Division of Fetal-Maternal Medicine and Reproductive Biology unit, Department of Obstetrics Gynecology and Cellular Molecular Medicine, University of Ottawa, Loeb Health Research Institute, Ottawa, Ontario, Canada K1Y 4E9 1
Although apoptosis in the human placenta occurs throughout gestation, the specific cell type(s) involved and its association with the Fas/Fas Ligand (FasL) death pathway remain to be fully elucidated. The object of this study was to compare placenta apoptosis at different stages of pregnancy, identify cell types involved and relate these observations with changes in Fas and FasL expression. Placentas were collected from healthy patients in 1st, 2nd and 3rd trimester. Apoptotic cells were identified histochemically by TdT-mediated dUTP nick end-labeling (TUNEL) and quantitated on the basis of low molecular weight DNA fragmentation. Fas and FasL were localized by immunohistochemistry. The human placenta exhibited biphasic apoptotic DNA fragmentation response throughout pregnancy; decreased significantly from 1st to 2nd trimester and returned to high level near term. Apoptotic cytotrophoblasts (CT) which exhibited intense immunoreactivity for Fas but not FasL were most evident during the 1st trimester. While also present in the cytoplasm of CT, intense Fas signal was observed on the plasma membrane. In contrast, although FasL immunoactivity was high throughout the gestation, syncytiotrophoblast Fas immunostaining and TUNEL positivity increased during placental development. Extensive apoptosis and significant Fas expression were observed in the stromal cells during 1st trimester. These responses decreased during the next trimester but were markedly enhanced at term, particularly in cells in the perivascular region. Stromal cell FasL was only detectable during the 3rd trimester. These findings support our hypothesis that placental apoptosis, an important component of cell homeostasis during development, involves cell type-specific, cytodifferentiation-dependent Fas expression and paracrine FasL-Fas interaction. (Supported by the PSI Foundation).

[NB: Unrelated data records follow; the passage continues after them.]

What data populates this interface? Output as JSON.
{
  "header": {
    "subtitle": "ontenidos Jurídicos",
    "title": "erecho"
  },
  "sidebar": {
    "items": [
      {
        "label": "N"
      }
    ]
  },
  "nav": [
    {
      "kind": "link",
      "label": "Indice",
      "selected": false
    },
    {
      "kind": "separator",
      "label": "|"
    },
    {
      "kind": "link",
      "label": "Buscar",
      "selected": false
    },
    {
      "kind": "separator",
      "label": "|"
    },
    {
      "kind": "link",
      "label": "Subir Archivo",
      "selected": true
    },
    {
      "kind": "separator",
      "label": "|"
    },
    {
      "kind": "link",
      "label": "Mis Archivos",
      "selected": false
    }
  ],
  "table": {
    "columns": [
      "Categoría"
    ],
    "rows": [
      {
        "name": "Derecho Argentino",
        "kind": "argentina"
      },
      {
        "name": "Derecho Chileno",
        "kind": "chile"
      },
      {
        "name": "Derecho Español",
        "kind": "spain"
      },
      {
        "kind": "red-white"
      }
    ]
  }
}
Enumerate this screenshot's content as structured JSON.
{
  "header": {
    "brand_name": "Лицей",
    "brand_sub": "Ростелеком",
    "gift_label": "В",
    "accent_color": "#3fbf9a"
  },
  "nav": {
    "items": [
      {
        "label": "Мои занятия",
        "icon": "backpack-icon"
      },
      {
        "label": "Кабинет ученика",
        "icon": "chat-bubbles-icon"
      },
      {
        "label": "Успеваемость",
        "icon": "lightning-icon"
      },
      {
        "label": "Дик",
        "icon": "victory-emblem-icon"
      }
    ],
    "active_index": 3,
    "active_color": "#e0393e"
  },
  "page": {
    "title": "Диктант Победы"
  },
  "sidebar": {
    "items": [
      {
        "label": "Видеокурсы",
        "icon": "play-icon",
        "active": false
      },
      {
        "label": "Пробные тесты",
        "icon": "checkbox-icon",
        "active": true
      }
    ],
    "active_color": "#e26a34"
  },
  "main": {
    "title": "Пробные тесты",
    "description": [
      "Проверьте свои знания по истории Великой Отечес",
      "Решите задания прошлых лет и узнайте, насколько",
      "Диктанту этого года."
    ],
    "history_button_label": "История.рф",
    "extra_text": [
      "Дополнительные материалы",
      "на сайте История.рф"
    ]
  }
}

This abstract is being presented on Monday, August 2 at 8:00 AM to 10:15 AM at CUB 2nd Floor Ballroom.